“Regulations on the Administration of Compensation for Ecological and Environmental Damage”


On 28 April, the Ministry of Ecology and Environment (MEE), together with the Supreme Court, the Supreme Prosecutor, the Ministry of Science and Technology, the Ministry of Public Security, and a total of 14 other relevant departments, issued the “Regulations on the Administration of Compensation for Damage to the Ecological Environment”.

In promoting the implementation of the compensation system for ecological and environmental damage, the Regulations propose four aspects:

  1. to clarify the division of tasks among departments;
  2. to consolidate the responsibilities of local party committees and governments;
  3. to clarify the content of rewards and penalties;
  4. to standardize and unify work procedures.

The Regulations specify that the scope of compensation for ecological damage includes five aspects:

  1. clean-up costs;
  2. restoration costs;
  3. loss of service functions during ecological restoration;
  4. permanent damage to ecological functions;
  5. reasonable costs for investigation, appraisal and assessment.

The Regulations state that ecological damage is classified as either repairable or irreparable. For those that can be restored, they should be restored to the baseline level before ecological damage or to an acceptable level of ecological risk. For those that cannot be repaired, the person liable for compensation shall compensate for the relevant losses and related costs within the scope of compensation for ecological and environmental damage.
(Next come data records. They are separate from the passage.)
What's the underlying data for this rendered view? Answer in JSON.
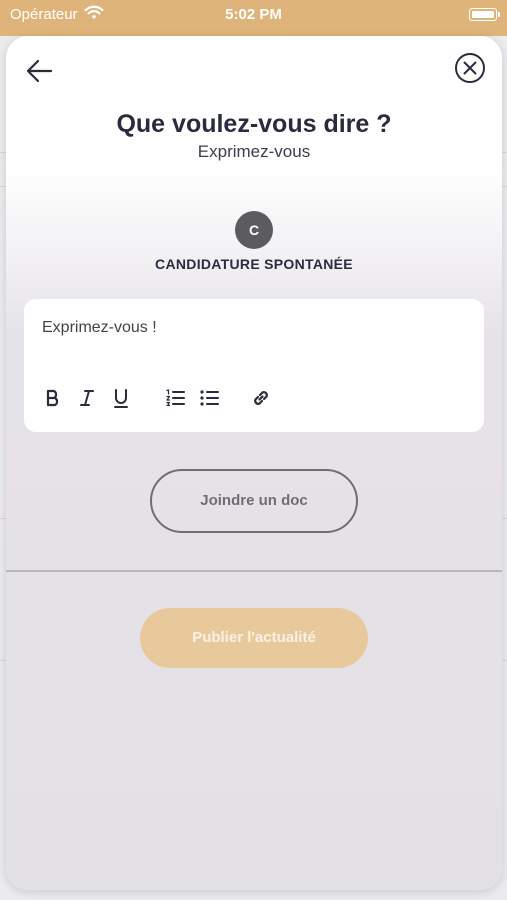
{
  "status_bar": {
    "carrier": "Opérateur",
    "time": "5:02 PM"
  },
  "sheet": {
    "title": "Que voulez-vous dire ?",
    "subtitle": "Exprimez-vous",
    "avatar_initial": "C",
    "category": "CANDIDATURE SPONTANÉE",
    "editor": {
      "placeholder": "Exprimez-vous !",
      "toolbar": [
        "bold-icon",
        "italic-icon",
        "underline-icon",
        "ordered-list-icon",
        "bullet-list-icon",
        "link-icon"
      ]
    },
    "attach_label": "Joindre un doc",
    "publish_label": "Publier l'actualité"
  },
  "colors": {
    "accent": "#dfb47b",
    "publish_button": "#e8c99c",
    "avatar": "#5c5c60"
  }
}
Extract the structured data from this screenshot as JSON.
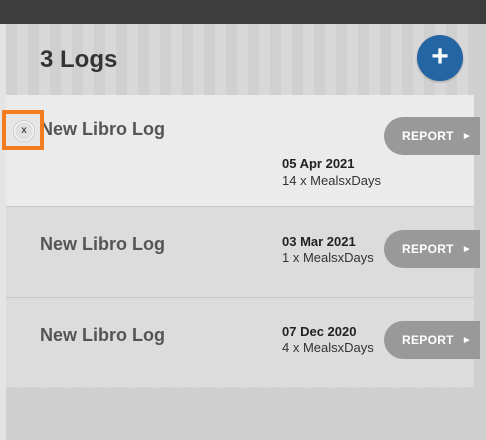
{
  "header": {
    "title": "3 Logs",
    "add_label": "+"
  },
  "logs": [
    {
      "name": "New Libro Log",
      "date": "05 Apr 2021",
      "count": "14 x MealsxDays",
      "report_label": "REPORT",
      "report_arrow": "►",
      "close_label": "x"
    },
    {
      "name": "New Libro Log",
      "date": "03 Mar 2021",
      "count": "1 x MealsxDays",
      "report_label": "REPORT",
      "report_arrow": "►"
    },
    {
      "name": "New Libro Log",
      "date": "07 Dec 2020",
      "count": "4 x MealsxDays",
      "report_label": "REPORT",
      "report_arrow": "►"
    }
  ],
  "colors": {
    "accent": "#2465a3",
    "highlight": "#f47c20",
    "report_button": "#999999",
    "topbar": "#3d3d3d"
  }
}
Compensation shall be in accordance with the law, or subject to the relevant ecological restoration regulations and policies and planning, carry out alternative restoration to achieve equivalent restoration of the ecological environment and its service functions.

The significance of the Regulations lies in the fact that they set out the requirements and objectives for the next step of work, provide relevant institutional design and arrangements to address the outstanding issues in practice, and provide a strong institutional guarantee for the deepening of ecological and environmental damage compensation work.